**Data supplied**
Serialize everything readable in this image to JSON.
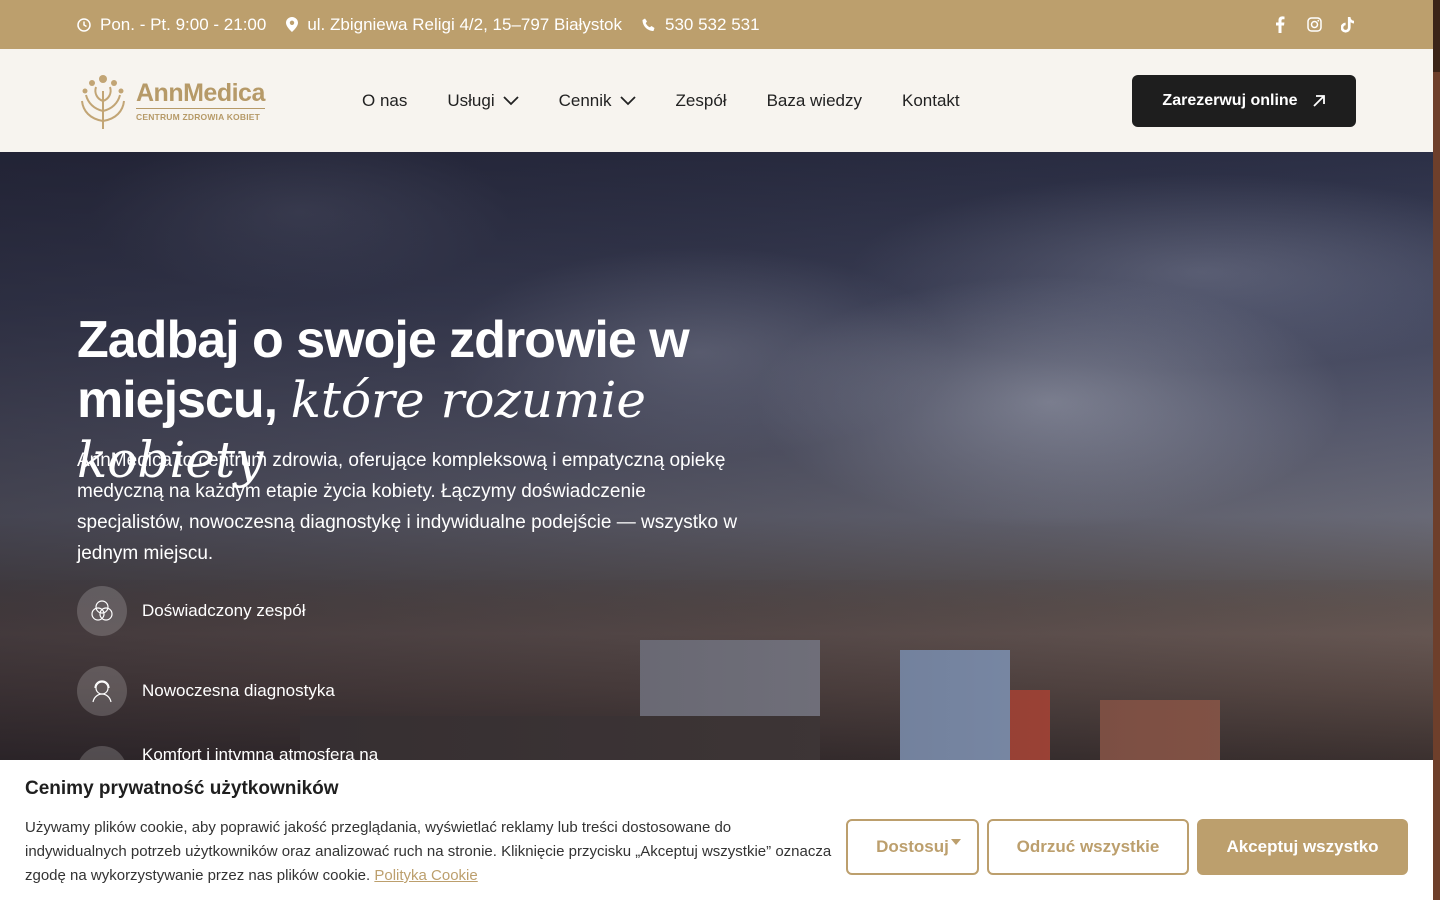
{
  "topbar": {
    "hours": "Pon. - Pt. 9:00 - 21:00",
    "address": "ul. Zbigniewa Religi 4/2, 15–797 Białystok",
    "phone": "530 532 531",
    "social_icons": [
      "facebook-icon",
      "instagram-icon",
      "tiktok-icon"
    ]
  },
  "header": {
    "logo_brand": "AnnMedica",
    "logo_sub": "CENTRUM ZDROWIA KOBIET",
    "nav": [
      "O nas",
      "Usługi",
      "Cennik",
      "Zespół",
      "Baza wiedzy",
      "Kontakt"
    ],
    "cta": "Zarezerwuj online"
  },
  "hero": {
    "title_main": "Zadbaj o swoje zdrowie w miejscu, ",
    "title_em": "które rozumie kobiety",
    "description": "AnnMedica to centrum zdrowia, oferujące kompleksową i empatyczną opiekę medyczną na każdym etapie życia kobiety. Łączymy doświadczenie specjalistów, nowoczesną diagnostykę i indywidualne podejście — wszystko w jednym miejscu.",
    "features": [
      "Doświadczony zespół",
      "Nowoczesna diagnostyka",
      "Komfort i intymna atmosfera na"
    ]
  },
  "cookie": {
    "title": "Cenimy prywatność użytkowników",
    "text": "Używamy plików cookie, aby poprawić jakość przeglądania, wyświetlać reklamy lub treści dostosowane do indywidualnych potrzeb użytkowników oraz analizować ruch na stronie. Kliknięcie przycisku „Akceptuj wszystkie” oznacza zgodę na wykorzystywanie przez nas plików cookie. ",
    "link": "Polityka Cookie",
    "customize": "Dostosuj",
    "reject": "Odrzuć wszystkie",
    "accept": "Akceptuj wszystko"
  },
  "colors": {
    "gold": "#bc9f6d",
    "dark": "#1e1e1e",
    "cream": "#f7f4ef"
  }
}
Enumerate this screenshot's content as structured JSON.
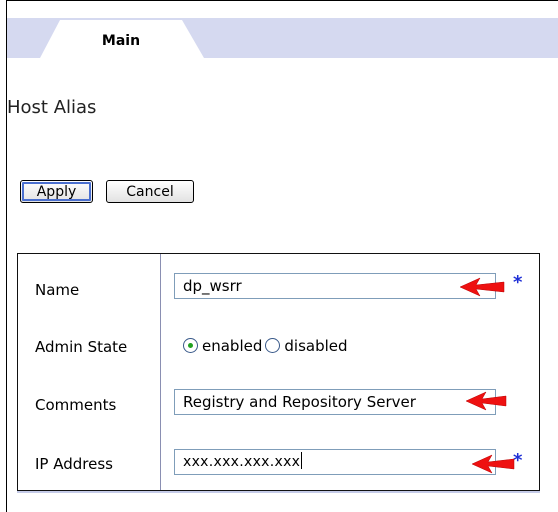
{
  "tabs": [
    {
      "label": "Main"
    }
  ],
  "page": {
    "title": "Host Alias"
  },
  "toolbar": {
    "apply_label": "Apply",
    "cancel_label": "Cancel"
  },
  "form": {
    "name": {
      "label": "Name",
      "value": "dp_wsrr",
      "required_mark": "*"
    },
    "admin_state": {
      "label": "Admin State",
      "options": [
        "enabled",
        "disabled"
      ],
      "selected": "enabled"
    },
    "comments": {
      "label": "Comments",
      "value": "Registry and Repository Server"
    },
    "ip_address": {
      "label": "IP Address",
      "value": "xxx.xxx.xxx.xxx",
      "required_mark": "*"
    }
  },
  "colors": {
    "tab_bar": "#d5d9f0",
    "required_mark": "#1e2fd6",
    "annotation_arrow": "#ee1111",
    "radio_selected": "#21a121"
  },
  "icons": [
    "red-arrow-annotation-icon",
    "radio-selected-icon",
    "radio-unselected-icon"
  ]
}
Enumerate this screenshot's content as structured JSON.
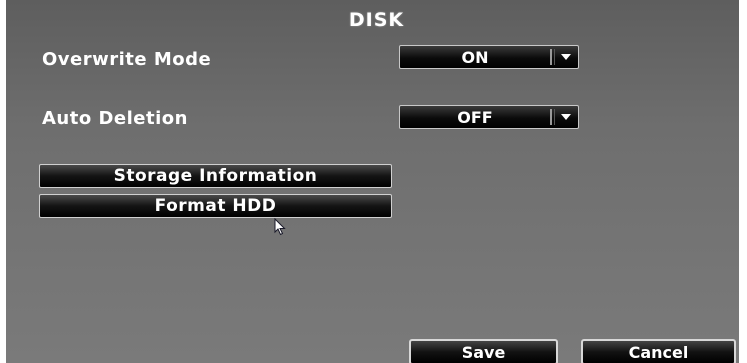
{
  "title": "DISK",
  "settings": {
    "overwrite_mode": {
      "label": "Overwrite Mode",
      "value": "ON"
    },
    "auto_deletion": {
      "label": "Auto Deletion",
      "value": "OFF"
    }
  },
  "actions": {
    "storage_information": "Storage Information",
    "format_hdd": "Format HDD"
  },
  "footer": {
    "save_label": "Save",
    "cancel_label": "Cancel"
  },
  "icons": {
    "dropdown_arrow": "chevron-down-icon",
    "pointer": "mouse-cursor-icon"
  },
  "colors": {
    "background": "#6e6e6e",
    "button_fill": "#000000",
    "text": "#ffffff"
  }
}
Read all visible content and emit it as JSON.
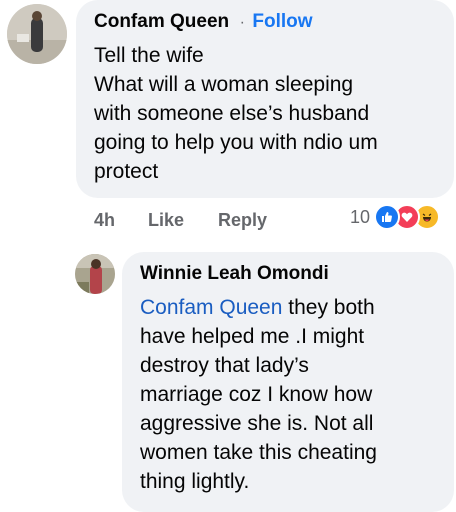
{
  "comment": {
    "author": "Confam Queen",
    "separator": "·",
    "follow_label": "Follow",
    "lines": [
      "Tell the wife",
      "What will a woman sleeping",
      "with someone else’s husband",
      "going to help you with ndio um",
      "protect"
    ],
    "time": "4h",
    "like_label": "Like",
    "reply_label": "Reply",
    "reaction_count": "10",
    "reaction_icons": [
      "like-icon",
      "love-icon",
      "haha-icon"
    ]
  },
  "reply": {
    "author": "Winnie Leah Omondi",
    "mention": "Confam Queen",
    "first_line_rest": " they both",
    "lines": [
      "have helped me .I might",
      "destroy that lady’s",
      "marriage coz I know how",
      "aggressive she is. Not all",
      "women take this cheating",
      "thing lightly."
    ]
  },
  "colors": {
    "bubble": "#f0f2f5",
    "link": "#1877f2",
    "mention": "#1a5dc1",
    "meta": "#65676b",
    "like_blue": "#1877f2",
    "love_red": "#f33e58",
    "haha_yellow": "#f7b928"
  }
}
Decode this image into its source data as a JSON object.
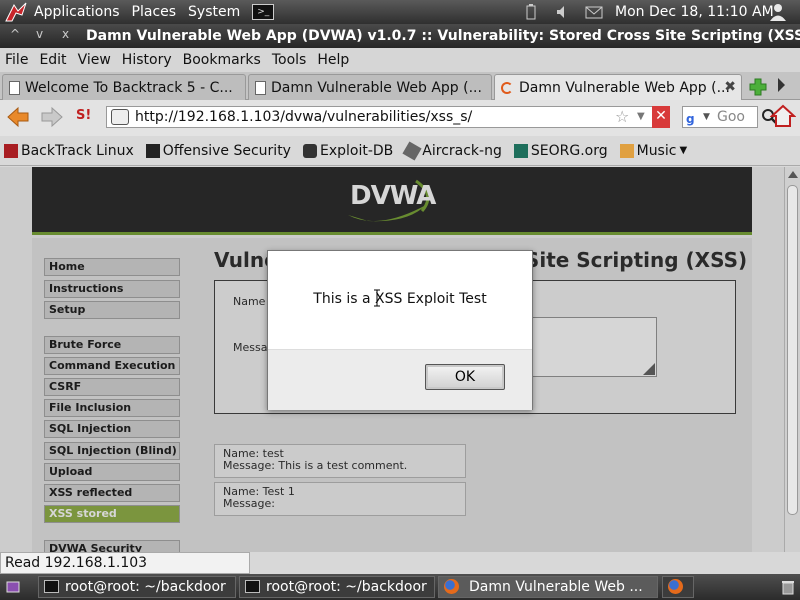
{
  "top_panel": {
    "menus": [
      "Applications",
      "Places",
      "System"
    ],
    "clock": "Mon Dec 18, 11:10 AM"
  },
  "window": {
    "title": "Damn Vulnerable Web App (DVWA) v1.0.7 :: Vulnerability: Stored Cross Site Scripting (XSS) -",
    "controls": [
      "^",
      "v",
      "x"
    ]
  },
  "menubar": [
    "File",
    "Edit",
    "View",
    "History",
    "Bookmarks",
    "Tools",
    "Help"
  ],
  "tabs": [
    {
      "label": "Welcome To Backtrack 5 - C..."
    },
    {
      "label": "Damn Vulnerable Web App (..."
    },
    {
      "label": "Damn Vulnerable Web App (..."
    }
  ],
  "navbar": {
    "url": "http://192.168.1.103/dvwa/vulnerabilities/xss_s/",
    "search_placeholder": "Goo",
    "stumble_label": "S!"
  },
  "bookmarks": [
    "BackTrack Linux",
    "Offensive Security",
    "Exploit-DB",
    "Aircrack-ng",
    "SEORG.org",
    "Music"
  ],
  "dvwa": {
    "logo": "DVWA",
    "page_title": "Vulnerability: Stored Cross Site Scripting (XSS)",
    "form": {
      "name_label": "Name *",
      "message_label": "Message *"
    },
    "nav_group1": [
      "Home",
      "Instructions",
      "Setup"
    ],
    "nav_group2": [
      "Brute Force",
      "Command Execution",
      "CSRF",
      "File Inclusion",
      "SQL Injection",
      "SQL Injection (Blind)",
      "Upload",
      "XSS reflected",
      "XSS stored"
    ],
    "nav_group3": [
      "DVWA Security"
    ],
    "comments": [
      {
        "name": "Name: test",
        "message": "Message: This is a test comment."
      },
      {
        "name": "Name: Test 1",
        "message": "Message:"
      }
    ]
  },
  "dialog": {
    "message": "This is a XSS Exploit Test",
    "ok_label": "OK"
  },
  "statusbar": {
    "text": "Read 192.168.1.103"
  },
  "taskbar": [
    {
      "label": "root@root: ~/backdoor"
    },
    {
      "label": "root@root: ~/backdoor"
    },
    {
      "label": "Damn Vulnerable Web ..."
    }
  ],
  "colors": {
    "dvwa_green": "#93b24a",
    "header_dark": "#2e2e2e",
    "close_red": "#e04040"
  }
}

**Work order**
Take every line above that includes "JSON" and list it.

**Written solution**
Serialize everything readable in this image to JSON.
Enumerate this screenshot's content as structured JSON.
Enumerate this screenshot's content as structured JSON.
Read all visible content and emit it as JSON.
Decode this image into its source data as a JSON object.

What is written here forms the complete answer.